10 Tips to Lighten Up Your Italian Feast

Say Ciao to Heart Health Offenders

Italian Food

While Italian cuisine may bring pastas and pizzas to mind, most Italians actually follow the heart-healthy Mediterranean diet, packed with fruits, vegetables, beans and lean protein.
Cleveland Clinic dietitian Kate Patton, from the Section of Preventive Cardiology & Rehabilitation and her intern, Sara Saliba, give culinary tips to lighten up Italian classics without sacrificing flavor.

Advertising Policy

Cleveland Clinic is a non-profit academic medical center. Advertising on our site helps support our mission. We do not endorse non-Cleveland Clinic products or services.

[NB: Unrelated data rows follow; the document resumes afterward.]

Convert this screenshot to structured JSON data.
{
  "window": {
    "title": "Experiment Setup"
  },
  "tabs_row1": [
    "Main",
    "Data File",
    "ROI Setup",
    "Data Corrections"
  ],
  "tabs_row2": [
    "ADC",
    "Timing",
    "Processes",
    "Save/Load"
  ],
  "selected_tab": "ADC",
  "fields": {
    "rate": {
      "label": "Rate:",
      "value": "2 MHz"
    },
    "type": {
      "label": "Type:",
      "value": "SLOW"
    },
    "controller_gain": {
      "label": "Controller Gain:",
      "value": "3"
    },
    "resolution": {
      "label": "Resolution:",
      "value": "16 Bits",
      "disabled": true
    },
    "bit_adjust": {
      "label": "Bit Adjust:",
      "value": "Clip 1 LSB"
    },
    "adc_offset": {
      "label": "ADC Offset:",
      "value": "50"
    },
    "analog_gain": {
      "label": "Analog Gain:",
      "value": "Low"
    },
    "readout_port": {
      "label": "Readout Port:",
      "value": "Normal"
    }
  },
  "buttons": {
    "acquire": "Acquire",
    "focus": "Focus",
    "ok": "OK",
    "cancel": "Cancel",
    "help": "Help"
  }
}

Policy

Tip #1: Portion control

Italian portions are smaller than those served up in many U.S. chain restaurants.

Tip #2: Make a heart healthy swap

Whether dining out or cooking at home, apply these menu strategies:

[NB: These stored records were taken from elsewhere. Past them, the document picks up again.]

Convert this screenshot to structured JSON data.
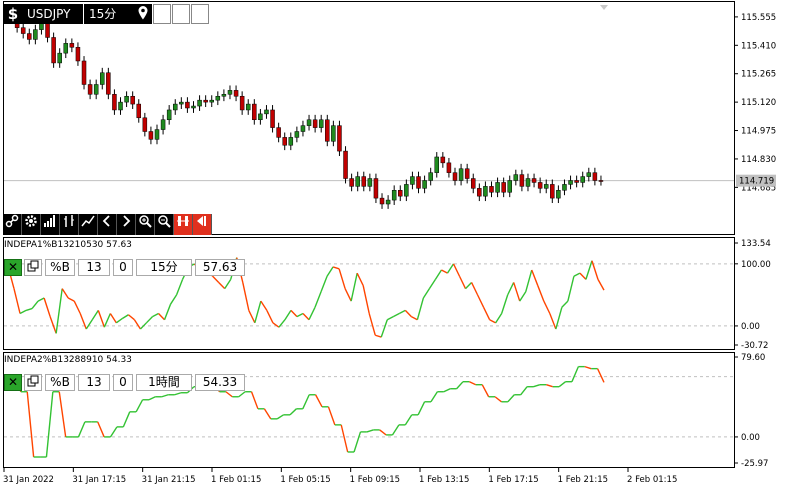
{
  "header": {
    "dollar_label": "$",
    "symbol": "USDJPY",
    "timeframe": "15分",
    "pin_icon": "map-pin-icon"
  },
  "toolbar": {
    "icons": [
      "link-icon",
      "gear-icon",
      "bar-signal-icon",
      "bars-up-icon",
      "trend-icon",
      "chevron-left-icon",
      "chevron-right-icon",
      "zoom-in-icon",
      "zoom-out-icon",
      "grid-red-icon",
      "back-red-icon"
    ],
    "colors": {
      "toolbar_bg": "#000000",
      "red_buttons": "#e0301e"
    }
  },
  "indicator1": {
    "title": "INDEPA1%B13210530 57.63",
    "controls": {
      "pct_label": "%B",
      "period": "13",
      "shift": "0",
      "timeframe": "15分",
      "value": "57.63"
    }
  },
  "indicator2": {
    "title": "INDEPA2%B13288910 54.33",
    "controls": {
      "pct_label": "%B",
      "period": "13",
      "shift": "0",
      "timeframe": "1時間",
      "value": "54.33"
    }
  },
  "chart_data": [
    {
      "type": "candlestick",
      "title": "USDJPY",
      "y_ticks": [
        "115.555",
        "115.410",
        "115.265",
        "115.120",
        "114.975",
        "114.830",
        "114.685"
      ],
      "ylim": [
        114.6,
        115.58
      ],
      "current_price": "114.719",
      "colors": {
        "up": "#1f8a1f",
        "down": "#c00000",
        "price_line": "#c0c0c0",
        "price_tag": "#c0c0c0"
      },
      "candles": [
        [
          115.56,
          115.55
        ],
        [
          115.55,
          115.5
        ],
        [
          115.5,
          115.47
        ],
        [
          115.47,
          115.44
        ],
        [
          115.44,
          115.49
        ],
        [
          115.49,
          115.52
        ],
        [
          115.52,
          115.45
        ],
        [
          115.45,
          115.32
        ],
        [
          115.32,
          115.37
        ],
        [
          115.37,
          115.42
        ],
        [
          115.42,
          115.4
        ],
        [
          115.4,
          115.33
        ],
        [
          115.33,
          115.21
        ],
        [
          115.21,
          115.16
        ],
        [
          115.16,
          115.21
        ],
        [
          115.21,
          115.27
        ],
        [
          115.27,
          115.16
        ],
        [
          115.16,
          115.08
        ],
        [
          115.08,
          115.12
        ],
        [
          115.12,
          115.15
        ],
        [
          115.15,
          115.11
        ],
        [
          115.11,
          115.04
        ],
        [
          115.04,
          114.97
        ],
        [
          114.97,
          114.93
        ],
        [
          114.93,
          114.98
        ],
        [
          114.98,
          115.03
        ],
        [
          115.03,
          115.08
        ],
        [
          115.08,
          115.11
        ],
        [
          115.11,
          115.12
        ],
        [
          115.12,
          115.09
        ],
        [
          115.09,
          115.1
        ],
        [
          115.1,
          115.13
        ],
        [
          115.13,
          115.12
        ],
        [
          115.12,
          115.13
        ],
        [
          115.13,
          115.15
        ],
        [
          115.15,
          115.16
        ],
        [
          115.16,
          115.18
        ],
        [
          115.18,
          115.15
        ],
        [
          115.15,
          115.08
        ],
        [
          115.08,
          115.11
        ],
        [
          115.11,
          115.03
        ],
        [
          115.03,
          115.06
        ],
        [
          115.06,
          115.08
        ],
        [
          115.08,
          114.99
        ],
        [
          114.99,
          114.94
        ],
        [
          114.94,
          114.9
        ],
        [
          114.9,
          114.94
        ],
        [
          114.94,
          114.97
        ],
        [
          114.97,
          115.0
        ],
        [
          115.0,
          115.03
        ],
        [
          115.03,
          114.99
        ],
        [
          114.99,
          115.03
        ],
        [
          115.03,
          114.92
        ],
        [
          114.92,
          115.0
        ],
        [
          115.0,
          114.87
        ],
        [
          114.87,
          114.73
        ],
        [
          114.73,
          114.69
        ],
        [
          114.69,
          114.74
        ],
        [
          114.74,
          114.69
        ],
        [
          114.69,
          114.73
        ],
        [
          114.73,
          114.63
        ],
        [
          114.63,
          114.6
        ],
        [
          114.6,
          114.62
        ],
        [
          114.62,
          114.67
        ],
        [
          114.67,
          114.64
        ],
        [
          114.64,
          114.7
        ],
        [
          114.7,
          114.74
        ],
        [
          114.74,
          114.68
        ],
        [
          114.68,
          114.72
        ],
        [
          114.72,
          114.76
        ],
        [
          114.76,
          114.84
        ],
        [
          114.84,
          114.81
        ],
        [
          114.81,
          114.76
        ],
        [
          114.76,
          114.72
        ],
        [
          114.72,
          114.78
        ],
        [
          114.78,
          114.73
        ],
        [
          114.73,
          114.68
        ],
        [
          114.68,
          114.64
        ],
        [
          114.64,
          114.69
        ],
        [
          114.69,
          114.66
        ],
        [
          114.66,
          114.71
        ],
        [
          114.71,
          114.66
        ],
        [
          114.66,
          114.72
        ],
        [
          114.72,
          114.75
        ],
        [
          114.75,
          114.69
        ],
        [
          114.69,
          114.73
        ],
        [
          114.73,
          114.71
        ],
        [
          114.71,
          114.68
        ],
        [
          114.68,
          114.7
        ],
        [
          114.7,
          114.63
        ],
        [
          114.63,
          114.67
        ],
        [
          114.67,
          114.7
        ],
        [
          114.7,
          114.72
        ],
        [
          114.72,
          114.71
        ],
        [
          114.71,
          114.74
        ],
        [
          114.74,
          114.76
        ],
        [
          114.76,
          114.72
        ],
        [
          114.72,
          114.719
        ]
      ]
    },
    {
      "type": "line",
      "title": "INDEPA1%B13210530 57.63",
      "y_ticks": [
        "133.54",
        "100.00",
        "0.00",
        "-30.72"
      ],
      "ylim": [
        -30.72,
        133.54
      ],
      "levels": [
        100,
        0
      ],
      "colors": {
        "up": "#33c233",
        "down": "#ff4500",
        "level_line": "#c0c0c0"
      },
      "values": [
        96,
        60,
        20,
        25,
        28,
        40,
        45,
        15,
        -12,
        60,
        45,
        40,
        20,
        -5,
        10,
        25,
        -2,
        20,
        5,
        12,
        18,
        10,
        -5,
        5,
        15,
        20,
        10,
        35,
        50,
        75,
        95,
        100,
        85,
        90,
        80,
        70,
        60,
        75,
        110,
        70,
        25,
        5,
        40,
        25,
        5,
        -2,
        10,
        25,
        15,
        20,
        10,
        30,
        55,
        80,
        95,
        92,
        60,
        40,
        85,
        65,
        20,
        -15,
        -18,
        10,
        15,
        20,
        25,
        15,
        10,
        45,
        60,
        75,
        90,
        85,
        100,
        80,
        60,
        70,
        50,
        30,
        10,
        5,
        20,
        50,
        70,
        40,
        55,
        90,
        65,
        40,
        20,
        -5,
        30,
        40,
        80,
        85,
        75,
        105,
        75,
        57.63
      ]
    },
    {
      "type": "line",
      "title": "INDEPA2%B13288910 54.33",
      "x_tick_labels": [
        "31 Jan 2022",
        "31 Jan 17:15",
        "31 Jan 21:15",
        "1 Feb 01:15",
        "1 Feb 05:15",
        "1 Feb 09:15",
        "1 Feb 13:15",
        "1 Feb 17:15",
        "1 Feb 21:15",
        "2 Feb 01:15"
      ],
      "y_ticks": [
        "79.60",
        "0.00",
        "-25.97"
      ],
      "ylim": [
        -25.97,
        79.6
      ],
      "levels": [
        60,
        0
      ],
      "colors": {
        "up": "#33c233",
        "down": "#ff4500",
        "level_line": "#c0c0c0"
      },
      "values": [
        60,
        60,
        45,
        45,
        -20,
        -20,
        -20,
        45,
        45,
        0,
        0,
        0,
        15,
        15,
        15,
        0,
        0,
        10,
        10,
        25,
        25,
        37,
        37,
        40,
        40,
        42,
        42,
        44,
        44,
        50,
        50,
        55,
        55,
        45,
        45,
        40,
        40,
        45,
        45,
        28,
        28,
        18,
        18,
        22,
        22,
        28,
        28,
        42,
        42,
        30,
        30,
        12,
        12,
        -15,
        -15,
        5,
        5,
        7,
        7,
        2,
        2,
        12,
        12,
        22,
        22,
        35,
        35,
        45,
        45,
        48,
        48,
        55,
        55,
        52,
        52,
        40,
        40,
        35,
        35,
        42,
        42,
        50,
        50,
        52,
        52,
        50,
        50,
        55,
        55,
        70,
        70,
        68,
        68,
        54.33
      ]
    }
  ]
}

  • Instead of using butter or cream sauces (such as Alfredo), stick to marinara sauce (tomatoes, onions, and garlic) or marsala sauce (made with wine)
  • Instead of casserole dishes comprised of cheese or meat-filled pastas, opt for a light version of pasta primavera (pasta with sautéed garden vegetables) or pasta with pesto (blend of basil, olive oil, garlic, parmesan cheese, and pine nuts)
  • Instead of starting your meal with a large order of fried calamari, try roasted peppers or a small bowl of minestrone soup
  • Skip the creamy dressing loaded with saturated fat, try flavorful balsamic vinegar mixed with virgin olive oil for a lighter dressing with heart-healthy fats and antioxidants
  • For dessert, in place of Italian pastries or gelato, indulge in a refreshing low-sugar Italian ice or a fruit salad made with sweet seasonal fruit

Tip #3: Choose fresh

In-season ingredients are:

  • Fresher
  • More nutrient dense
  • More flavorful so added fat, salt and sugar are not necessary for flavoring purposes

Tip #4: Go easy on the pasta

  • Limit pasta to a 1 cup portion
  • Don’t cook an entire box of pasta if you are only cooking for yourself
  • Use whole grain pasta when possible
  • Be careful not to overcook your pasta; al dente pasta (“firm to the bite”) has a lower glycemic index, leaving you fuller and more satisfied for longer

Tip #5: Opt for olive oil

Olive oil has heart health advantages over other cooking fats:

  • Better for you than a majority of regular cooking oils
  • Healthier choice for cooking than butter or margarine
  • Virgin olive oil is high in healthy fats (monounsaturated ) and rich in antioxidants

Tip #6: Incorporate seafood

Fish is essential to an Italian diet.

Advertising Policy
  • Try to eat at least two portions of oily fish per week
  • Fish oils are high in essential, heart-healthy omega-3 fats
  • Shellfish are nutrient-dense

Tip #7: Don’t get saucy

Italians traditionally lightly coat their pasta with sauce.

  • Use small portions of reduced-fat cheese
  • Avoid tube shaped pastas such as penne and rigatoni, as they capture and absorb more sauce.

Tip #8: Celebrate

  • Mealtime is a big occasion in Italy, wherein large families gather together at the dinner table to enjoy each other’s company and to appreciate the food
  • Avoid prepackaged frozen dinners and other distractions in order to be conscious of what and how much you are eating. This will significantly help control portion sizes

Tip #9: Get to know gremolata

Gremolata is an Italian garnish made of raw, finely chopped garlic, parsley and lemon zest.

  • Sprinkle it on cooked fish or meat for amazing flavor without extra calories or fat
  • Swap this flavorful mixture when you might normally use sugary BBQ sauce

Tip #10: Make it from scratch

Try to make a few meals from scratch per week.

  • You will know exactly what is going on your plate
  • Make your own meatballs and sauces from scratch to avoid the extra calories, fats, salt and sugar incorporated into store-bought sauces and frozen foods

On the menu: Healthy Italian

Select from these menu options for a flavor-packed, heart-healthy Italian meal you can make at home.

Antipasti: Antipasti is the first dish of an Italian meal, which largely consists of vegetables rather than a basket of breadsticks. Healthy antipasti dish recipes:

Advertising Policy

Primi: Translated as “first,” the primi plate typically includes a small portion of risotto or pasta. Here are two low-calorie primi risotto recipes:

If you prefer pasta over risotto, swap in whole grain pasta. Here are several delicious pasta options that are lower in saturated fat than common pasta dishes:

Secondi: Translated as “second,” the secondi plate is typically a protein-centered dish. Opt for fish if possible.

Dolci: Translated as “sweets,” healthy Italian desserts include fruit salads made of fresh fruit that is in-season.

Buon appetito!

Advertising Policy
Advertising Policy